Photo/IllutrationThe derailed Puyuma Express in Yilan, Taiwan, on Oct. 22 (Asahi Shimbun file photo)

Rolling stock manufacturer Nippon Sharyo Ltd. said it uncovered a design flaw for a safety device on a train it built that derailed in eastern Taiwan in October, killing 18 people.

“As the cause of the accident is currently under investigation by Taiwanese authorities, we cannot tell if our mistake is linked to the accident,” the Nagoya-based company said on Nov. 1.

The eight-car, high-speed Puyuma Express has a safety device that controls speed and other operations. If the driver switches this device off, that information is automatically transmitted to railway operation command.

However, the company found that a wiring connection in the crashed train was different from specifications due to a mistake in the design stage, and the automatic alert function didn’t work.
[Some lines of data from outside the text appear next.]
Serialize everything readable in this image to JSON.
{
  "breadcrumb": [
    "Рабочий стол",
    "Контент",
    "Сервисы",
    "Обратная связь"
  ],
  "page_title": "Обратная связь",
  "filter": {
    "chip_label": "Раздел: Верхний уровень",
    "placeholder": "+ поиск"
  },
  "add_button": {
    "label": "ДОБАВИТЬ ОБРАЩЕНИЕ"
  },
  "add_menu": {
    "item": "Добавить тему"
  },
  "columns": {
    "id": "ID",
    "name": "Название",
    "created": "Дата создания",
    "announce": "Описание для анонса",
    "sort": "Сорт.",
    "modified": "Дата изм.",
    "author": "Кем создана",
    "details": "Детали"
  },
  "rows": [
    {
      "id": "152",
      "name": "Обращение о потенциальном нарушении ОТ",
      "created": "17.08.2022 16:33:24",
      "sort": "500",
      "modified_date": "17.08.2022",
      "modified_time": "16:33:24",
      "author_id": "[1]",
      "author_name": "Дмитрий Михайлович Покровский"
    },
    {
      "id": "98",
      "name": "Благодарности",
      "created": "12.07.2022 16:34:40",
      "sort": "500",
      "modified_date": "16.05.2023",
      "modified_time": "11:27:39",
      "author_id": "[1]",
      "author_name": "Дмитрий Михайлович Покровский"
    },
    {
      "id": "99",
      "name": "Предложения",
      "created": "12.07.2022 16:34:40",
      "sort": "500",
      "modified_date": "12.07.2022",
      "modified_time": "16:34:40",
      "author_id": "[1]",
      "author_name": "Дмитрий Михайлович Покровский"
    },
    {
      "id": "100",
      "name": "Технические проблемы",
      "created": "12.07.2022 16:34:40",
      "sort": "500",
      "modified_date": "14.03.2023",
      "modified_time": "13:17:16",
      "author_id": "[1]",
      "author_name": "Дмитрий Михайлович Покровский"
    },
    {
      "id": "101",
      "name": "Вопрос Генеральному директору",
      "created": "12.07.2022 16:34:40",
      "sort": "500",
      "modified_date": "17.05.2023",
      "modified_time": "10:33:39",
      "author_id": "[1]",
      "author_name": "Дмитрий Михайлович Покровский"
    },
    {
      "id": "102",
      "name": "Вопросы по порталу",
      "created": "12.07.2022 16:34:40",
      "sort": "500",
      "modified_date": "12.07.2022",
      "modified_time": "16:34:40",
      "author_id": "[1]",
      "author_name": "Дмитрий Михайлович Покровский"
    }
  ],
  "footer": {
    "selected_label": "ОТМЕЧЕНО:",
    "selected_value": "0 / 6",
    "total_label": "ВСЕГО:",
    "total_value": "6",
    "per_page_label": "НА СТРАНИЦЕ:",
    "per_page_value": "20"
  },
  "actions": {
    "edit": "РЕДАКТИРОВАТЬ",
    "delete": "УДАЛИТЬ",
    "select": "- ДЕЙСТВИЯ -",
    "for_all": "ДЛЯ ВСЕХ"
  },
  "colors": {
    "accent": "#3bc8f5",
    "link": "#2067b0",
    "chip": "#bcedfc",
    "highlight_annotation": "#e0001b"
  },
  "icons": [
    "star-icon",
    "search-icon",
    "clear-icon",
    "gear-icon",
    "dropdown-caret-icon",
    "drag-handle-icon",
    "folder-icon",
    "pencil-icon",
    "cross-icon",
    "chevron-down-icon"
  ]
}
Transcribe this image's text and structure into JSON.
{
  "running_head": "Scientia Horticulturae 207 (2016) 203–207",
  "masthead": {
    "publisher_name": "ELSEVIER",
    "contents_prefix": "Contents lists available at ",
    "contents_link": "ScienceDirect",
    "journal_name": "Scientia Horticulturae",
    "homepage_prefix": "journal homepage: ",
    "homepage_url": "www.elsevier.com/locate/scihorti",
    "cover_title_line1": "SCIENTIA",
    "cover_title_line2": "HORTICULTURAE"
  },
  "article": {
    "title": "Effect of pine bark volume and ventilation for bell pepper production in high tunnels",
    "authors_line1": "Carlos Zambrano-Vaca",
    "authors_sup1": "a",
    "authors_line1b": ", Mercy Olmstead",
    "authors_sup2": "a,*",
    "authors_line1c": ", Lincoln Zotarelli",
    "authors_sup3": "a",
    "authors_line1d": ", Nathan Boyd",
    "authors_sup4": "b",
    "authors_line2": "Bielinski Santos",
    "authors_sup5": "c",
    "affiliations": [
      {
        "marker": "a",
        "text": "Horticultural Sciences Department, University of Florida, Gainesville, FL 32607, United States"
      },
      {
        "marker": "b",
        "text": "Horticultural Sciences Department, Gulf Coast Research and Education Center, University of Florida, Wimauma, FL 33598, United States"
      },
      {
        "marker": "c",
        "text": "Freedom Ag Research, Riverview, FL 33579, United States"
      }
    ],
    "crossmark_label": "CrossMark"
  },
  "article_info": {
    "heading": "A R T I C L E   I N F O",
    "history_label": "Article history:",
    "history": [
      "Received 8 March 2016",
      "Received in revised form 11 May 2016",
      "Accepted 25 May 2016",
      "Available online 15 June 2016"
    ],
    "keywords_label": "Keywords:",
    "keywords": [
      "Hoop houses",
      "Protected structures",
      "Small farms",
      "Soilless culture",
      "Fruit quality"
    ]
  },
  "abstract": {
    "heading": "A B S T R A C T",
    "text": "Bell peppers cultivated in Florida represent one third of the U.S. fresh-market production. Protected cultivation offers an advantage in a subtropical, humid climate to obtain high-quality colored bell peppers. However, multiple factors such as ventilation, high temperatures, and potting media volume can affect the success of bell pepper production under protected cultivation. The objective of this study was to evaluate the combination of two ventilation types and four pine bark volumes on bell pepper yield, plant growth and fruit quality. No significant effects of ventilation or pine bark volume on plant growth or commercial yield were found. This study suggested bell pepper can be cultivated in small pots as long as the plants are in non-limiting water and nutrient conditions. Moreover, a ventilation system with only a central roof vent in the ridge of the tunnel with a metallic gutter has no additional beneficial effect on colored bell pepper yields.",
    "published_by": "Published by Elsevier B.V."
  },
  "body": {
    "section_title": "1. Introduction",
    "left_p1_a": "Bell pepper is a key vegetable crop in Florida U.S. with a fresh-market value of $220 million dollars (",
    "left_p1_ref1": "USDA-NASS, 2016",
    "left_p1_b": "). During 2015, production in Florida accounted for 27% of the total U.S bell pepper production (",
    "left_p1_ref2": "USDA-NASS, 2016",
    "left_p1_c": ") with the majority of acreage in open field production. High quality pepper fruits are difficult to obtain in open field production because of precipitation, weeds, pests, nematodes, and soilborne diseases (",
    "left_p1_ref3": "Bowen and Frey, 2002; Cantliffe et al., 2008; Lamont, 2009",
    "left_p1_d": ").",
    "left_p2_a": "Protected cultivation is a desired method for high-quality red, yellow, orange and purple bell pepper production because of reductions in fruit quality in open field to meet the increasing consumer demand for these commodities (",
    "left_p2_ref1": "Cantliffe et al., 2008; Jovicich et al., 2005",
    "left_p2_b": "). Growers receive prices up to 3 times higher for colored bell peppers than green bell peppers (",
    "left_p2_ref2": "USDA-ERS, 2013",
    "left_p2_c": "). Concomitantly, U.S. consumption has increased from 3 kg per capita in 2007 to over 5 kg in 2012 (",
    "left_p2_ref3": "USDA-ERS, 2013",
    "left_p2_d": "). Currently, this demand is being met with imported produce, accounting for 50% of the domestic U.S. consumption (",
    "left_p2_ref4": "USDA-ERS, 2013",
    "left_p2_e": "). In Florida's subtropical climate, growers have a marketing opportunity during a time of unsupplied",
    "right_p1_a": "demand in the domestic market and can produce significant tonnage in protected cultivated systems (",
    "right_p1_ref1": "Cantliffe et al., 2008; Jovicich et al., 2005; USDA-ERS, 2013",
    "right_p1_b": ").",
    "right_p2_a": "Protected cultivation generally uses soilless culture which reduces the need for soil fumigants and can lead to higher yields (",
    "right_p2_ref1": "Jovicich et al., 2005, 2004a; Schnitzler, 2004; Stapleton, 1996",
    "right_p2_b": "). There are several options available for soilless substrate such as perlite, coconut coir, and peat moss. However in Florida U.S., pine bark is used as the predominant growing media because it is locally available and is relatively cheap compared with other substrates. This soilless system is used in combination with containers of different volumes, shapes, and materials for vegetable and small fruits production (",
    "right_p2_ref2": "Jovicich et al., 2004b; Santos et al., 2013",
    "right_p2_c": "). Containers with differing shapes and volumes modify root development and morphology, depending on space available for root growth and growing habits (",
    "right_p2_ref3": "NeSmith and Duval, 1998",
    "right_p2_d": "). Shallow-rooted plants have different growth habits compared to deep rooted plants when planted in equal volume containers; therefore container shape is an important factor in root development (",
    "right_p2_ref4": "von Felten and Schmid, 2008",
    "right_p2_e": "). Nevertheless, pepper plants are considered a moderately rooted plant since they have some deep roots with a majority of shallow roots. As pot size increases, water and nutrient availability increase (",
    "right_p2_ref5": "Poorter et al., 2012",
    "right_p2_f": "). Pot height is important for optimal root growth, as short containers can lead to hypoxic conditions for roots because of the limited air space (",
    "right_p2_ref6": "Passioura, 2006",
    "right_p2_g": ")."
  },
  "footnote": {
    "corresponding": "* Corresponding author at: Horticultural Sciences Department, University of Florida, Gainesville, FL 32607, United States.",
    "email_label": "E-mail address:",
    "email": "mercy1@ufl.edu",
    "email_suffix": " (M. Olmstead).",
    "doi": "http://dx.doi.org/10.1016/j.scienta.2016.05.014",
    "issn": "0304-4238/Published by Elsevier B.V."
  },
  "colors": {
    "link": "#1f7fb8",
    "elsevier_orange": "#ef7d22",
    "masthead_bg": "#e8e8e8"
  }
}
Two days after the Oct. 21 derailment, which injured more than 200 passengers, the Taiwan Railways Administration, the train’s operator, asked Nippon Sharyo to check the train’s automatic alert function.

The train driver has already told Taiwanese prosecutors that he switched off the speed control device about 30 minutes before the accident occurred.

He apparently turned off the device so that he could operate the train manually because there were problems with the train’s power system.

The driver also said railway operation command had given him permission to turn off the device.

The Taiwan Railways Administration, however, denied there was such a report from the driver.

An investigative team of Taiwan’s Executive Yuan said radio records and other evidence indicate that railway operation command, through communications with the driver, knew that the device had been turned off at least three minutes before the accident.

But if there had not been a design flaw, railway operation command could have learned the situation surrounding the train earlier.